Iran "massing troops near northern Kurdish region"

Iranian troops are reportedly massing along the northeastern stretch of the Iran-Iraq border near Iraq's autonomous Kurdish region, sources in Hajj Omran town in the northern Arbil province said Sunday. …..Military attacks targeting the two Kurdish groups are not uncommon. Only last Thursday, Iranian and Turkish forces shelled two northern Iraqi border cities in the autonomous region. On the same day, a group of Kurdish villages were bombed while an intense Iranian strike on the province of Sulaimaniya was also reported.

6 die as army copter crashes near northern Iraq

An Iranian army helicopter crashed in bad weather in a mountainous region near northern Iraq, killing six military personnel, Iranian media reported yesterday. Five people were injured in the crash, which happened during maneuvers involving Iran's elite Revolutionary Guards on Friday, the ISNA news agency reported. Mohammad Hadisar, governor of the northwestern city of Piranshahr, said the helicopter came down while transporting troops and equipment and blamed it on the weather and a "technical problem", ISNA said. Another Iranian news agency, Mehr, said it crashed during a military operation against the Party of Free Life of Kurdistan (PJAK), an Iranian offshoot of the Kurdistan Workers Party (PKK) which is fighting for Kurdish autonomy in southeastern Turkey.
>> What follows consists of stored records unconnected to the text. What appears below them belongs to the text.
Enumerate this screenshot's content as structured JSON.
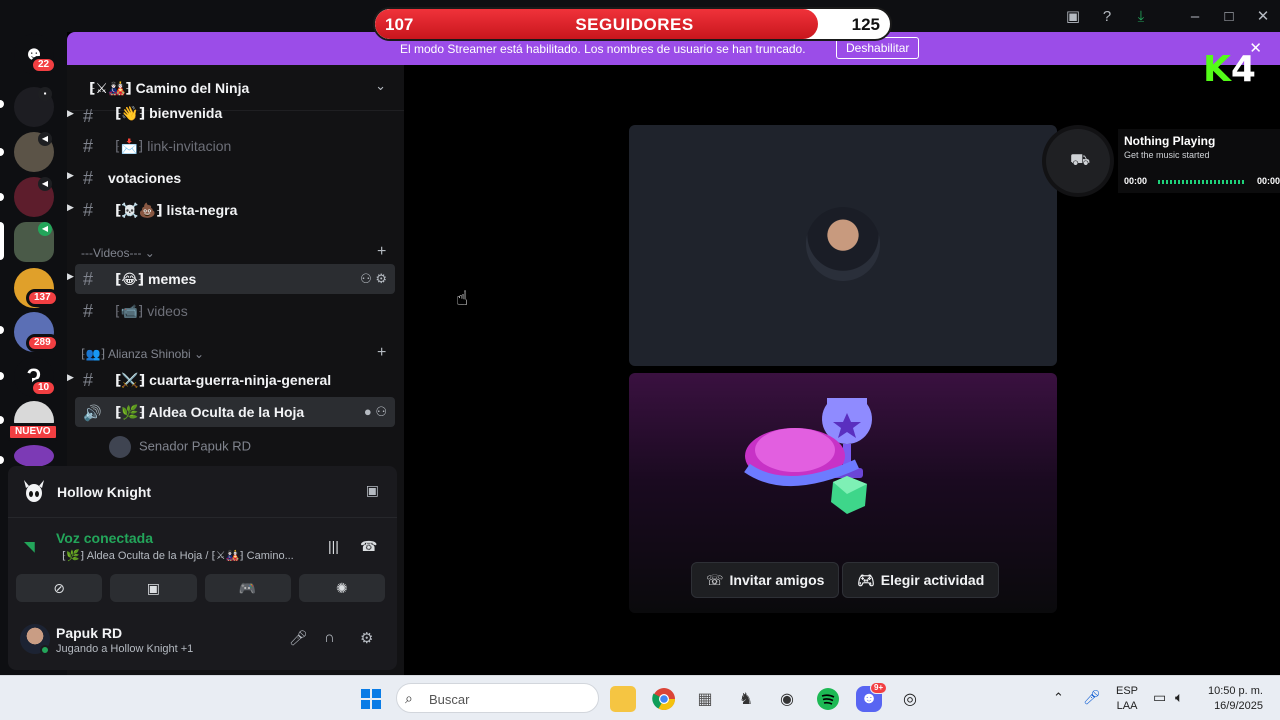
{
  "follower_goal": {
    "current": "107",
    "label": "SEGUIDORES",
    "goal": "125",
    "progress_fraction": 0.86
  },
  "banner": {
    "text": "El modo Streamer está habilitado. Los nombres de usuario se han truncado.",
    "button": "Deshabilitar"
  },
  "server_rail": {
    "badges": [
      "22",
      "137",
      "289",
      "10"
    ],
    "new_label": "NUEVO"
  },
  "server": {
    "name": "⁅⚔🎎⁆ Camino del Ninja"
  },
  "channels": [
    {
      "name": "⁅👋⁆ bienvenida",
      "style": "bright"
    },
    {
      "name": "⁅📩⁆ link-invitacion",
      "style": "muted"
    },
    {
      "name": "votaciones",
      "style": "bright"
    },
    {
      "name": "⁅☠️💩⁆ lista-negra",
      "style": "bright"
    },
    {
      "name": "⁅😂⁆ memes",
      "style": "bright"
    },
    {
      "name": "⁅📹⁆ videos",
      "style": "muted"
    },
    {
      "name": "⁅⚔️⁆ cuarta-guerra-ninja-general",
      "style": "bright"
    },
    {
      "name": "⁅🌿⁆ Aldea Oculta de la Hoja",
      "style": "bright"
    }
  ],
  "categories": {
    "videos": "---Videos---",
    "alianza": "⁅👥⁆ Alianza Shinobi"
  },
  "voice_member": "Senador Papuk RD",
  "activity": {
    "game": "Hollow Knight"
  },
  "voice_connection": {
    "state": "Voz conectada",
    "where": "⁅🌿⁆ Aldea Oculta de la Hoja / ⁅⚔🎎⁆ Camino..."
  },
  "user": {
    "name": "Papuk RD",
    "status": "Jugando a Hollow Knight +1"
  },
  "stage": {
    "invite_label": "Invitar amigos",
    "activity_label": "Elegir actividad"
  },
  "now_playing": {
    "title": "Nothing Playing",
    "subtitle": "Get the music started",
    "time_start": "00:00",
    "time_end": "00:00"
  },
  "kick_overlay": {
    "number": "4"
  },
  "taskbar": {
    "search_placeholder": "Buscar",
    "lang_1": "ESP",
    "lang_2": "LAA",
    "time": "10:50 p. m.",
    "date": "16/9/2025",
    "discord_badge": "9+"
  }
}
Another American Jerk Speaks Up: Iraqi government should be voted out


Iraq trial revives bitter memories of "US betrayal"

Fifteen former members of Saddam Hussein's regime go on trial in a U.S.-backed court on Tuesday for their role in the crushing of a Shi'ite uprising in 1991, but many Shi'ites still talk bitterly of an American betrayal. The trial is likely to revive debate over former U.S. President George Bush's decision not to invade Iraq after forcing Iraqi troops out of Kuwait in the 1991 Gulf War. With no threat of invasion, Saddam was able to use his elite Republican Guard units to swiftly suppress uprisings in the Shi'ite south and Kurdish north that erupted just days after the Feb. 28 ceasefire ending the Gulf War. Bush has since argued that while he hoped a popular revolt would topple Saddam, he did not want to see the break-up of the Iraqi state and feared the collapse of the multi-national coalition, including Arab states, that he had assembled. "I just want to laugh when I hear American politicians talk about spreading democracy in the Middle East. I ask them: `Why then did you allow Saddam to kill women and children when the Iraqi people revolted against his dictatorship?" said Mohammed al-Jawahiry, 32, a doctor in the southern city of Basra.

Quote of the day: "When I tell the truth, it is not for the sake of convincing those who do not know it, but for the sake of defending those that do." ~ William Blake